4 comments to Blue-Footed Booby Diving Part II. The Considerations: 400 DO II or 100-400 II for Flight?

  • avatar Bob W

    In my limited experience with the 400 DO II, the lens might also be compared to the Canon 600 II when using it with a 1.4 TE, (560mm equivalent). Even though it costs the shooter a stop, I believe it is a superior lens to the 600mm when handheld on moving subjects; birds in flight, bears etc.

  • avatar frank sheets

    YAW. My pleasure and my learning more.

  • avatar frank sheets

    Hi Artie, another great image of the a diving Booby. I guess my preference between the two would be the first only because if your are going to show a “Blue Footed Booby” it would be preferential that the bird have blue feet. But variety makes for more fun!

    I had to go back and forth several times to ingrain the reasons behind the underexposure of the dark portions of the bird: bird facing away from sun angle, the issue of maintaining the highlights and hence the underexposure of darker portions of the bird. I may still not have it all in my head, but thanks for the challenge of trying to understand.

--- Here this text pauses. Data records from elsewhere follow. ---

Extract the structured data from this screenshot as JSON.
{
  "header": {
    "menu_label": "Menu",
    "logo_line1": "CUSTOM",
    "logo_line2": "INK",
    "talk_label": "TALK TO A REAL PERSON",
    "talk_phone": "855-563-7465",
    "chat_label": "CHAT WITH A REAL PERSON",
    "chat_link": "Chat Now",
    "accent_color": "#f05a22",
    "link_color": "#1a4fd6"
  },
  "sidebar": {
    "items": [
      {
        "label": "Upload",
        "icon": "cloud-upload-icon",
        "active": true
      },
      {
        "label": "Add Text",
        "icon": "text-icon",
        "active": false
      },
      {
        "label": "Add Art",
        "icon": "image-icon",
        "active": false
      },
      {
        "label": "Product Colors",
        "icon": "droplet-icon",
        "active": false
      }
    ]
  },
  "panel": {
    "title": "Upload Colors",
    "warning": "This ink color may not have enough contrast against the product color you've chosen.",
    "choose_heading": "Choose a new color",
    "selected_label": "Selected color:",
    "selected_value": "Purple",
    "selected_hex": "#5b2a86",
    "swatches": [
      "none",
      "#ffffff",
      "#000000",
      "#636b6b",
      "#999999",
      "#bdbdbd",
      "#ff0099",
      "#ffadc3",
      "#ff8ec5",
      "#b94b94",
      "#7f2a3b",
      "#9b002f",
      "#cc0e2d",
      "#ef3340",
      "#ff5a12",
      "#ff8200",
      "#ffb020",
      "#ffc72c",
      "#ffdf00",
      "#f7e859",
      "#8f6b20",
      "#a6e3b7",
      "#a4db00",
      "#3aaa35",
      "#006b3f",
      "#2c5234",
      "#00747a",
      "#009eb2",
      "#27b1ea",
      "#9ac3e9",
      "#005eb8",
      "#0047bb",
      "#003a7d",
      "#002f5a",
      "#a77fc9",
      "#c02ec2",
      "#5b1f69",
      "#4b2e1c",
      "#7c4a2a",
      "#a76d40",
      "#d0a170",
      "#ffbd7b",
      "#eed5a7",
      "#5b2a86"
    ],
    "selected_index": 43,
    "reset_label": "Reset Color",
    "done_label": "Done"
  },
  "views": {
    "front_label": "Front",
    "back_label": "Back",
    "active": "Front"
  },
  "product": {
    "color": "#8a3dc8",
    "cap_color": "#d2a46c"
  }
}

    And I am with you on the difficulty on the choice between the DOII and the 100/400. I am one of the lucky ones who have to make that choice. Prior to the Galapagos trip, my go to for flight was the DOII, hands down. I guess I just like faster to give me a little more comfort that I’m going to get sharper images. You are better at flight than I am, as proven, in that your got a very sharp image at 1/1000. Me, I need more of a comfort zone and definitely more than 1/1000. But, there are some tremendous benefits of the 100/400 in the right conditions. And, spending more time with that lens makes the decision even more difficult. They are both great lenses!

    Decisions, decisions. What is one to do?

    • avatar Arthur Morris/BIRDS AS ART

      Hey Frank, Thanks for your continued and excellent contributions here on the blog.

      with love to you both, artie